On August 4, at least 137 people were killed and more than 5,000 others injured as the whole city was shaken by a blast, which began as a fire at the port and exploded into a mushroom cloud. In what had been described as a huge catastrophe, Lebanon’s President, Michel Aoun said 2,750 tonnes of ammonium nitrate had been stored unsafely in a warehouse for six years and had caused the blast. Lebanon observed an official period of mourning for three days from Wednesday.
Managing Director of PNG Ports, Fego Kiniafa, said the explosion was an unfortunate incident for Lebanon and fellow port workers at the port of Beirut. “On behalf of the Board, Management and staff of PNG Ports, I would like to express our sincerest condolences to the families and friends of our fellow port and marine industry workers who were working during the unfortunate time of the blast.”
“It is an unfortunate incident, as we, at the ports, strive to ensure zero hazards all the time. Our prayers are with you all during this time of hardship,” Mr Kiniafa said.
Mr Kiniafa also assured the people of PNG that at any time, under no circumstances, where explosive materials, including ammonium nitrate, passed through the ports, there were strict laws and guidelines to ensure safe handling, storage, monitoring and transporting.

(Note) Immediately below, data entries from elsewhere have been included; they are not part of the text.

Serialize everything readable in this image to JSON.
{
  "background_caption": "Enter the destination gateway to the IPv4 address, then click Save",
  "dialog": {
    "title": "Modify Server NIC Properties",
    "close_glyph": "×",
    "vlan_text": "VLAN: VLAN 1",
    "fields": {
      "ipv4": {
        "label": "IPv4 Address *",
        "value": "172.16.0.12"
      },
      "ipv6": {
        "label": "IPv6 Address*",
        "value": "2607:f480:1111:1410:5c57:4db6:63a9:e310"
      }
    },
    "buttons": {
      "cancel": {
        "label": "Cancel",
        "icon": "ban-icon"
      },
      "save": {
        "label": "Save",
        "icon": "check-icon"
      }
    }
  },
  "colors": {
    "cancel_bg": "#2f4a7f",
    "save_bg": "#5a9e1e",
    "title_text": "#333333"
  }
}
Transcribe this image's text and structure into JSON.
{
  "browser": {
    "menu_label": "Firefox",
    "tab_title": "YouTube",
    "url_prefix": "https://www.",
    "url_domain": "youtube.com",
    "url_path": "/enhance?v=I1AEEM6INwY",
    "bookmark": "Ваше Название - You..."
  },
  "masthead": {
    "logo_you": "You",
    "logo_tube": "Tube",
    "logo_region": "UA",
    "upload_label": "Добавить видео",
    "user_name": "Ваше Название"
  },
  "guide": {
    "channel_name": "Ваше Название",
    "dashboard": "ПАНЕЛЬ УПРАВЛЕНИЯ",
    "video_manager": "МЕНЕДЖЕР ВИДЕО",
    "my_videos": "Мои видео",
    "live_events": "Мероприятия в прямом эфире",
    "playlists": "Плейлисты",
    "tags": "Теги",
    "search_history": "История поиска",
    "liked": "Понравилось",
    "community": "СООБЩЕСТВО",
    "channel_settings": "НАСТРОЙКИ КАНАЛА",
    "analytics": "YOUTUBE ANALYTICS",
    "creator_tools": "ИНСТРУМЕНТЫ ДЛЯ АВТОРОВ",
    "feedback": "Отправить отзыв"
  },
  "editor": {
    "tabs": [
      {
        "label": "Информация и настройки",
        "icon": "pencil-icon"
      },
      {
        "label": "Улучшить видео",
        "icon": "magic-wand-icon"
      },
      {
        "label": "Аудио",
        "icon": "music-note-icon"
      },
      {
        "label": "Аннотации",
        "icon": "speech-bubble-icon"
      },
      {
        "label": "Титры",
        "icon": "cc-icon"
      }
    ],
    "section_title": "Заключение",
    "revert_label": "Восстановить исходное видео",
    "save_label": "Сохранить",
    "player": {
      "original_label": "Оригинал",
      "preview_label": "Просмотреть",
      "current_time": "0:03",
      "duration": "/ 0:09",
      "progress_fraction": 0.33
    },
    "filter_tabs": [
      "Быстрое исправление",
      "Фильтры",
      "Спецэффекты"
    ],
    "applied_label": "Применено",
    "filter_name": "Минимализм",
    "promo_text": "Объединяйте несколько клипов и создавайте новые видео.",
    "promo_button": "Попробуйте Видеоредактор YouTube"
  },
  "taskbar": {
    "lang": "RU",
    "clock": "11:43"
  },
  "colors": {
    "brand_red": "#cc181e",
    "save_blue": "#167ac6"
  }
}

“PNG Ports ensures that explosive consignments are loaded onto vessels last to ensure they are unloaded first at the next port of call under a ‘first on, first off’ rule for handling explosives and dangerous goods. Any explosives which come into a port facility operated by PNG Ports, go direct to a Department of Transport certified off port facility referred to as a magazine.

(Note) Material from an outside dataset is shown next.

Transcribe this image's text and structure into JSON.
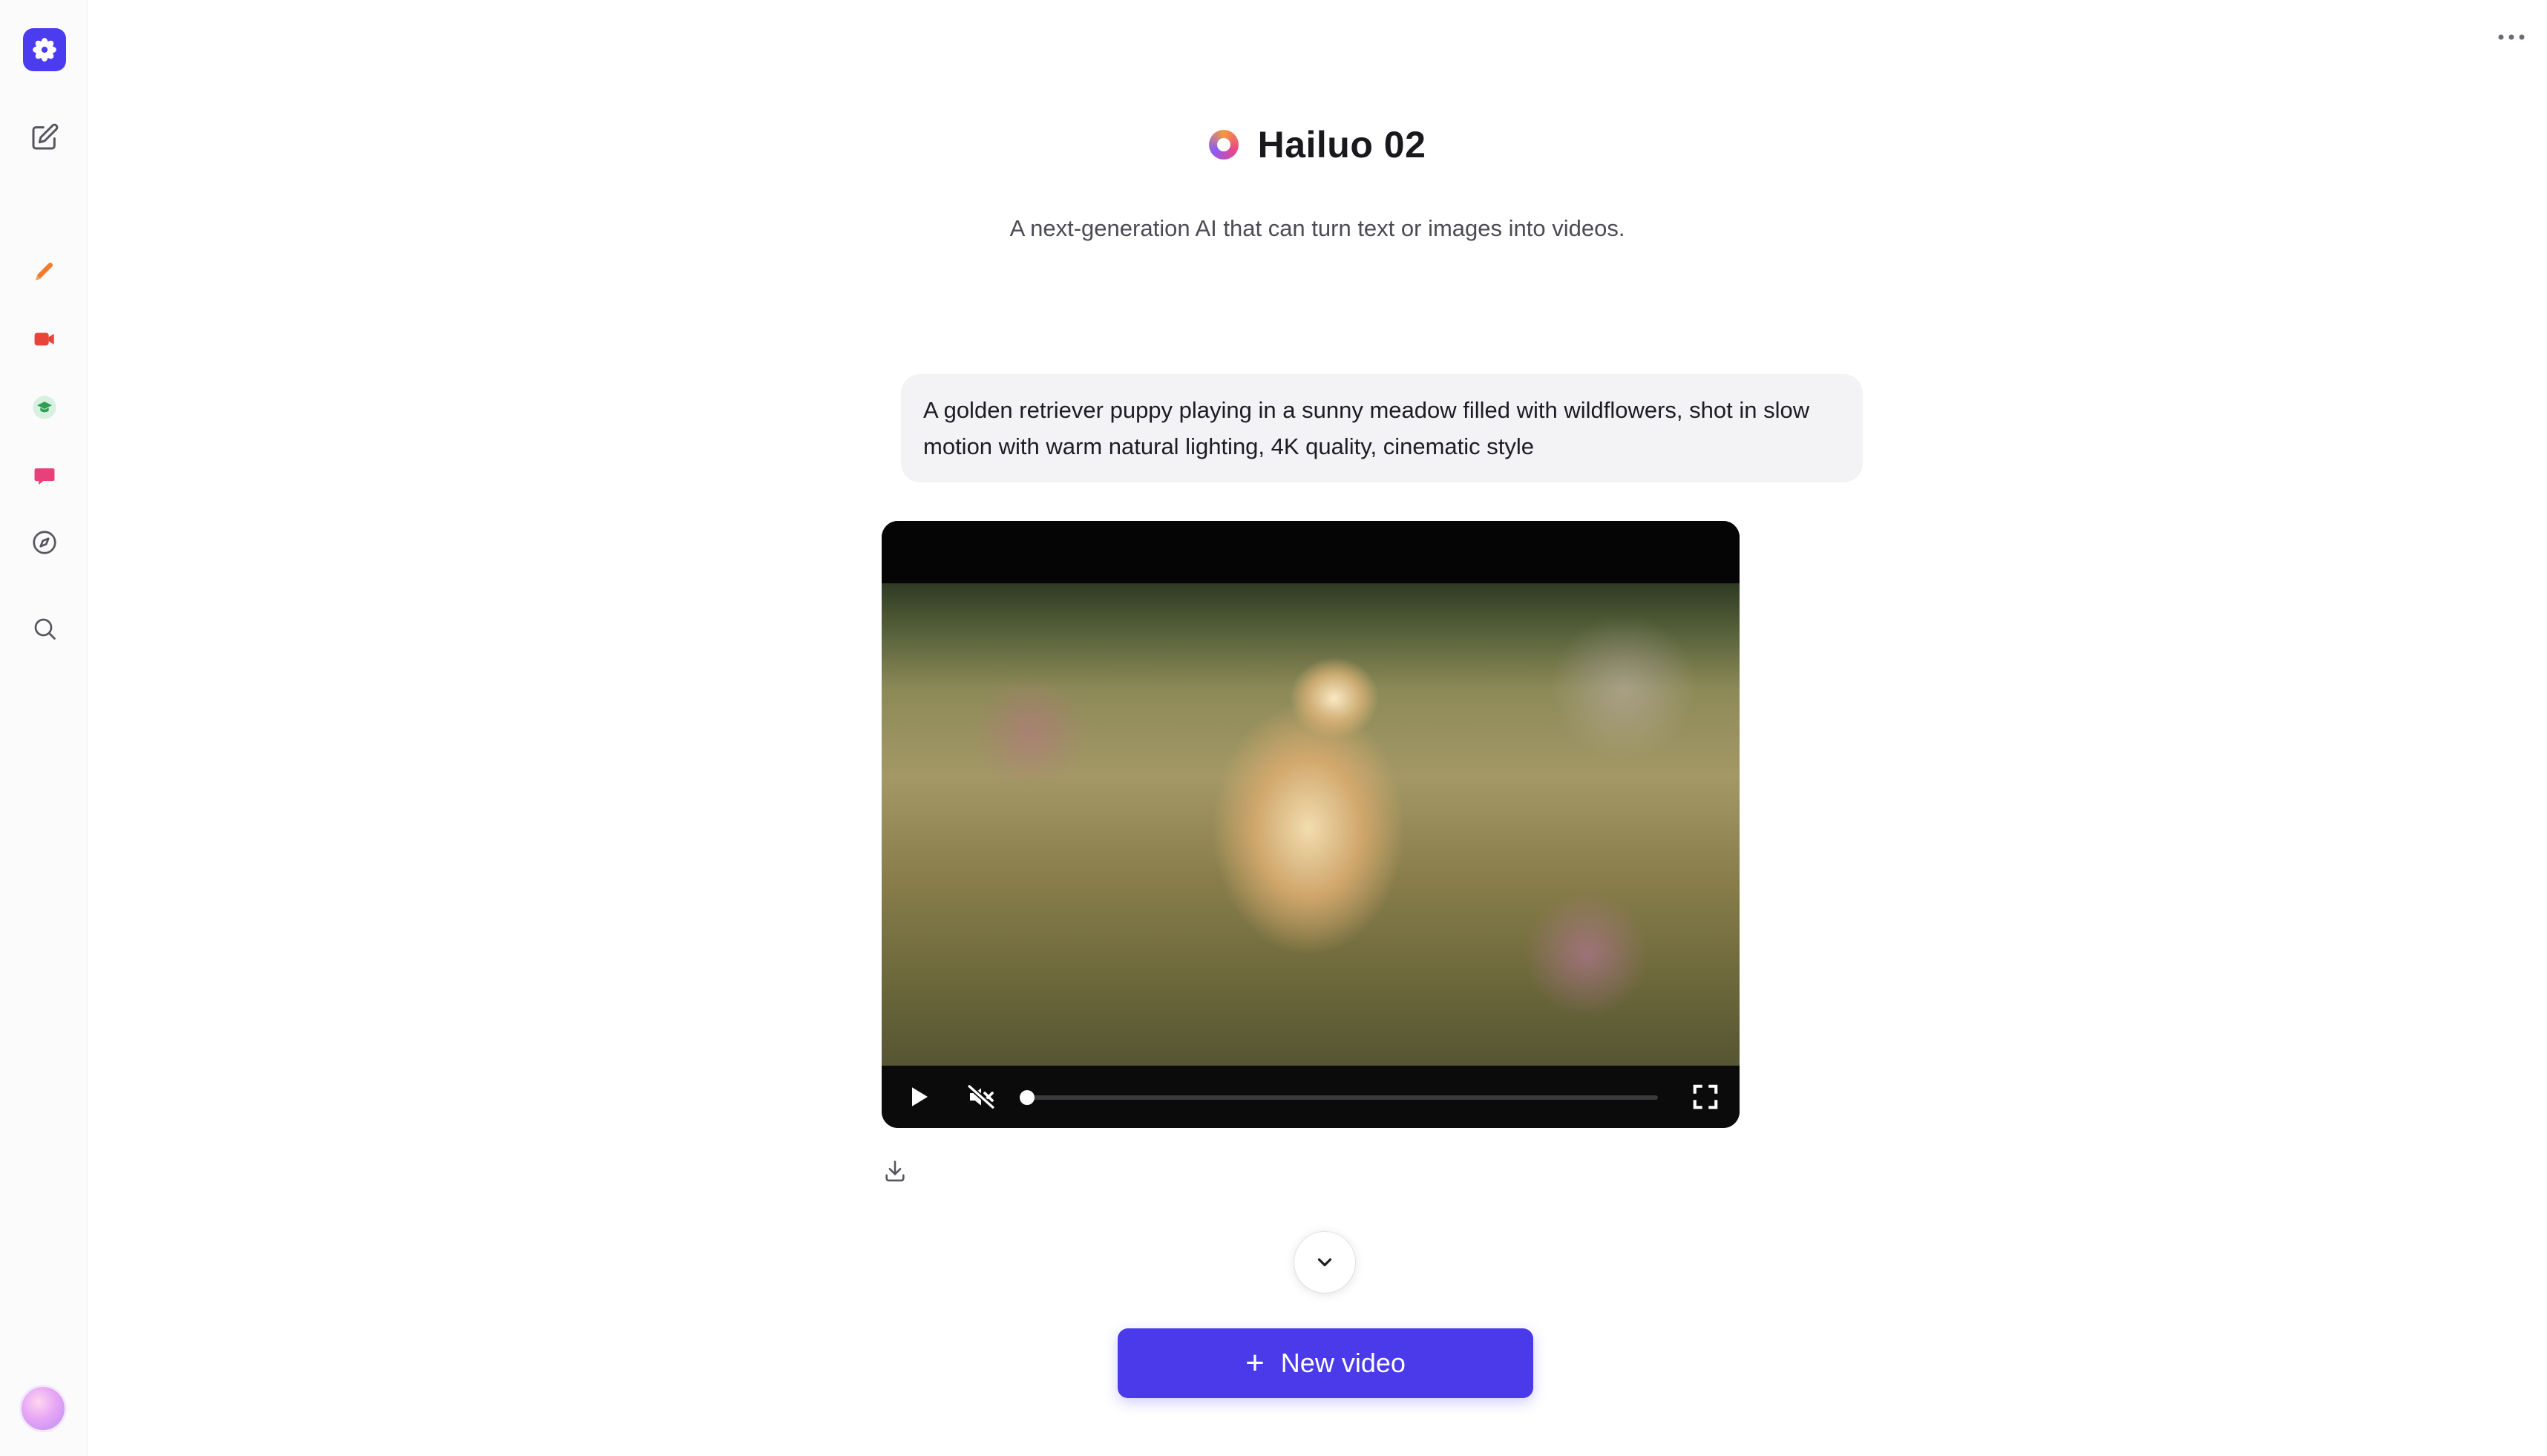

We are confident of the measures put in place throughout our network of ports, and our ports are safe under the existing strict operational guidelines, however, the incident in Beirut highlights the need to be ever vigilant in ensuring safety protocols are adhered to so that there is no chance whatsoever of such an incident at any of our port facilities” he said.
PNG Ports has been in operation before World War two and has been safely, efficiently and effectively facilitating maritime trade for the Pacific through the provision of berthing, pilotage and wharfage services.